> TASK GOAL: Without the pictures, output the records below word for word.
*** Opening of DATA SECTION ***
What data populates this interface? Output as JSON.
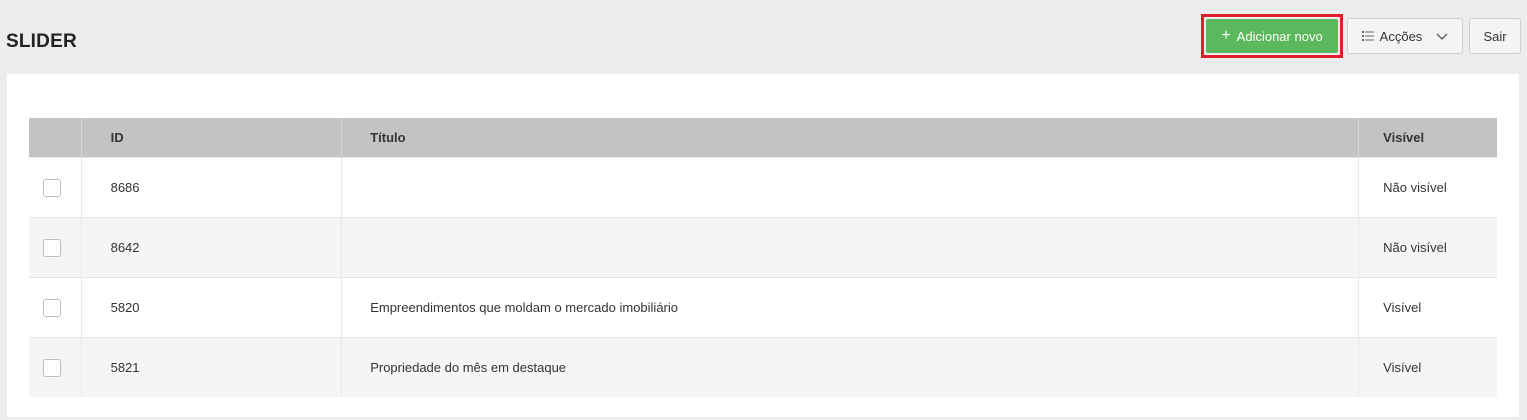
{
  "header": {
    "title": "SLIDER",
    "add_button": {
      "label": "Adicionar novo",
      "icon": "plus-icon"
    },
    "actions_button": {
      "label": "Acções",
      "icon": "list-icon",
      "chevron": "chevron-down-icon"
    },
    "exit_button": {
      "label": "Sair"
    }
  },
  "table": {
    "columns": [
      "",
      "ID",
      "Título",
      "Visível"
    ],
    "rows": [
      {
        "id": "8686",
        "title": "",
        "visible": "Não visível"
      },
      {
        "id": "8642",
        "title": "",
        "visible": "Não visível"
      },
      {
        "id": "5820",
        "title": "Empreendimentos que moldam o mercado imobiliário",
        "visible": "Visível"
      },
      {
        "id": "5821",
        "title": "Propriedade do mês em destaque",
        "visible": "Visível"
      }
    ]
  },
  "colors": {
    "add_button_bg": "#5cb85c",
    "highlight_border": "#e0202a",
    "header_row_bg": "#c3c3c3",
    "page_bg": "#ececec"
  }
}
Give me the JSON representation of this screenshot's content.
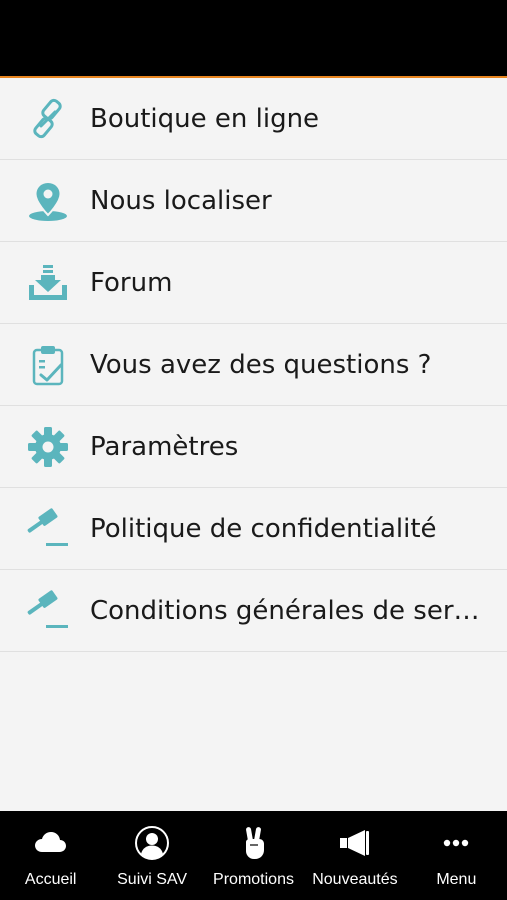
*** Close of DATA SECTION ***
> WRITTEN RESPONSE:
What data populates this interface? Output as JSON.
{
  "header": {
    "title": "SLIDER",
    "add_button": {
      "label": "Adicionar novo",
      "icon": "plus-icon"
    },
    "actions_button": {
      "label": "Acções",
      "icon": "list-icon",
      "chevron": "chevron-down-icon"
    },
    "exit_button": {
      "label": "Sair"
    }
  },
  "table": {
    "columns": [
      "",
      "ID",
      "Título",
      "Visível"
    ],
    "rows": [
      {
        "id": "8686",
        "title": "",
        "visible": "Não visível"
      },
      {
        "id": "8642",
        "title": "",
        "visible": "Não visível"
      },
      {
        "id": "5820",
        "title": "Empreendimentos que moldam o mercado imobiliário",
        "visible": "Visível"
      },
      {
        "id": "5821",
        "title": "Propriedade do mês em destaque",
        "visible": "Visível"
      }
    ]
  },
  "colors": {
    "add_button_bg": "#5cb85c",
    "highlight_border": "#e0202a",
    "header_row_bg": "#c3c3c3",
    "page_bg": "#ececec"
  }
}
Give me the JSON representation of this screenshot's content.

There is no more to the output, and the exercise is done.